**What is being asked**
Produce the records again in full, exactly as shown below.

**Input data**
☆ ☆ ☆ ☆ ☆

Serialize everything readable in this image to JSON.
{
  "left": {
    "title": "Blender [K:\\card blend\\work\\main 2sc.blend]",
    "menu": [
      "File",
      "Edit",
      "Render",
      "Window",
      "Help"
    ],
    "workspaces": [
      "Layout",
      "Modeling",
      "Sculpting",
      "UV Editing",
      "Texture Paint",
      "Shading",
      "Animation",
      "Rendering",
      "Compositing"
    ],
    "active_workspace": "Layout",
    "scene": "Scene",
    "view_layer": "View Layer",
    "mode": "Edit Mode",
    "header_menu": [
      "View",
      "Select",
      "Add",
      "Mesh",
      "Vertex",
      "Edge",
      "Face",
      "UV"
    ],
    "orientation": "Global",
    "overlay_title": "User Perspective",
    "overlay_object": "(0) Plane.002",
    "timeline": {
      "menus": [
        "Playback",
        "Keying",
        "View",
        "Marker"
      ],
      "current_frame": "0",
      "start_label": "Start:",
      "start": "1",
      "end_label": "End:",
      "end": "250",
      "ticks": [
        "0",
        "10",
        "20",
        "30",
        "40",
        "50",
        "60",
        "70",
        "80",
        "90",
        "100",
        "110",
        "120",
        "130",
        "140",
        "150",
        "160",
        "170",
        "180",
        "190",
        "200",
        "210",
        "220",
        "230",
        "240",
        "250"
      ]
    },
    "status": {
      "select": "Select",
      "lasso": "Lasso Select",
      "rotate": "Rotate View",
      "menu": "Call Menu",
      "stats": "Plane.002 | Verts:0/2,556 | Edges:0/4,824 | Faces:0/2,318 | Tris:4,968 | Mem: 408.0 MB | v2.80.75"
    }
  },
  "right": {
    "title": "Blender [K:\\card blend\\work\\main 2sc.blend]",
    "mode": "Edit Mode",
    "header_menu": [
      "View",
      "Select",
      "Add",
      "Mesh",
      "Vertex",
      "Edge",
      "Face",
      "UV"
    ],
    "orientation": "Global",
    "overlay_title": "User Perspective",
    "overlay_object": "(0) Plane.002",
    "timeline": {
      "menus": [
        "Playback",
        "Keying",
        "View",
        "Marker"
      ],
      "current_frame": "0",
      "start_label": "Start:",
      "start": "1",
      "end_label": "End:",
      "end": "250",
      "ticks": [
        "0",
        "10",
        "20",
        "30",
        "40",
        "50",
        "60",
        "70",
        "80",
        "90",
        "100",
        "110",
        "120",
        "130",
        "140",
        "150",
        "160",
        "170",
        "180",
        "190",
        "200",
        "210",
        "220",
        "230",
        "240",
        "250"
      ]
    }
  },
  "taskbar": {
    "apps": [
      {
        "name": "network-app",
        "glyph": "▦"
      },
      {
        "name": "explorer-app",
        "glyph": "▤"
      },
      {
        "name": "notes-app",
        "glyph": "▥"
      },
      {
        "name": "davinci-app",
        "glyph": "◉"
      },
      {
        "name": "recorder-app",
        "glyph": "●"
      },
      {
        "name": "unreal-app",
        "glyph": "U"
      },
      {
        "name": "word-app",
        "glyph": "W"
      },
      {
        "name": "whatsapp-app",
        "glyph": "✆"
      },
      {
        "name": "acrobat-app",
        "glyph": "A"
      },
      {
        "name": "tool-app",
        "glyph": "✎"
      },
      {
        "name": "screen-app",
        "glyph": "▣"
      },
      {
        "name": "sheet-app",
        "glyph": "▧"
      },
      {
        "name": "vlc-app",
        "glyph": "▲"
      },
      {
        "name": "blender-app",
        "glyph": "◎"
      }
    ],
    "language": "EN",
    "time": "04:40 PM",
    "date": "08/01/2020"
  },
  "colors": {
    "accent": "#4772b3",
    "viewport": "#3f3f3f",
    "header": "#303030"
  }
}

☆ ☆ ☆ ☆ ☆

**Solution to this problem**
Serialize everything readable in this image to JSON.
{
  "left": {
    "title": "Blender [K:\\card blend\\work\\main 2sc.blend]",
    "menu": [
      "File",
      "Edit",
      "Render",
      "Window",
      "Help"
    ],
    "workspaces": [
      "Layout",
      "Modeling",
      "Sculpting",
      "UV Editing",
      "Texture Paint",
      "Shading",
      "Animation",
      "Rendering",
      "Compositing"
    ],
    "active_workspace": "Layout",
    "scene": "Scene",
    "view_layer": "View Layer",
    "mode": "Edit Mode",
    "header_menu": [
      "View",
      "Select",
      "Add",
      "Mesh",
      "Vertex",
      "Edge",
      "Face",
      "UV"
    ],
    "orientation": "Global",
    "overlay_title": "User Perspective",
    "overlay_object": "(0) Plane.002",
    "timeline": {
      "menus": [
        "Playback",
        "Keying",
        "View",
        "Marker"
      ],
      "current_frame": "0",
      "start_label": "Start:",
      "start": "1",
      "end_label": "End:",
      "end": "250",
      "ticks": [
        "0",
        "10",
        "20",
        "30",
        "40",
        "50",
        "60",
        "70",
        "80",
        "90",
        "100",
        "110",
        "120",
        "130",
        "140",
        "150",
        "160",
        "170",
        "180",
        "190",
        "200",
        "210",
        "220",
        "230",
        "240",
        "250"
      ]
    },
    "status": {
      "select": "Select",
      "lasso": "Lasso Select",
      "rotate": "Rotate View",
      "menu": "Call Menu",
      "stats": "Plane.002 | Verts:0/2,556 | Edges:0/4,824 | Faces:0/2,318 | Tris:4,968 | Mem: 408.0 MB | v2.80.75"
    }
  },
  "right": {
    "title": "Blender [K:\\card blend\\work\\main 2sc.blend]",
    "mode": "Edit Mode",
    "header_menu": [
      "View",
      "Select",
      "Add",
      "Mesh",
      "Vertex",
      "Edge",
      "Face",
      "UV"
    ],
    "orientation": "Global",
    "overlay_title": "User Perspective",
    "overlay_object": "(0) Plane.002",
    "timeline": {
      "menus": [
        "Playback",
        "Keying",
        "View",
        "Marker"
      ],
      "current_frame": "0",
      "start_label": "Start:",
      "start": "1",
      "end_label": "End:",
      "end": "250",
      "ticks": [
        "0",
        "10",
        "20",
        "30",
        "40",
        "50",
        "60",
        "70",
        "80",
        "90",
        "100",
        "110",
        "120",
        "130",
        "140",
        "150",
        "160",
        "170",
        "180",
        "190",
        "200",
        "210",
        "220",
        "230",
        "240",
        "250"
      ]
    }
  },
  "taskbar": {
    "apps": [
      {
        "name": "network-app",
        "glyph": "▦"
      },
      {
        "name": "explorer-app",
        "glyph": "▤"
      },
      {
        "name": "notes-app",
        "glyph": "▥"
      },
      {
        "name": "davinci-app",
        "glyph": "◉"
      },
      {
        "name": "recorder-app",
        "glyph": "●"
      },
      {
        "name": "unreal-app",
        "glyph": "U"
      },
      {
        "name": "word-app",
        "glyph": "W"
      },
      {
        "name": "whatsapp-app",
        "glyph": "✆"
      },
      {
        "name": "acrobat-app",
        "glyph": "A"
      },
      {
        "name": "tool-app",
        "glyph": "✎"
      },
      {
        "name": "screen-app",
        "glyph": "▣"
      },
      {
        "name": "sheet-app",
        "glyph": "▧"
      },
      {
        "name": "vlc-app",
        "glyph": "▲"
      },
      {
        "name": "blender-app",
        "glyph": "◎"
      }
    ],
    "language": "EN",
    "time": "04:40 PM",
    "date": "08/01/2020"
  },
  "colors": {
    "accent": "#4772b3",
    "viewport": "#3f3f3f",
    "header": "#303030"
  }
}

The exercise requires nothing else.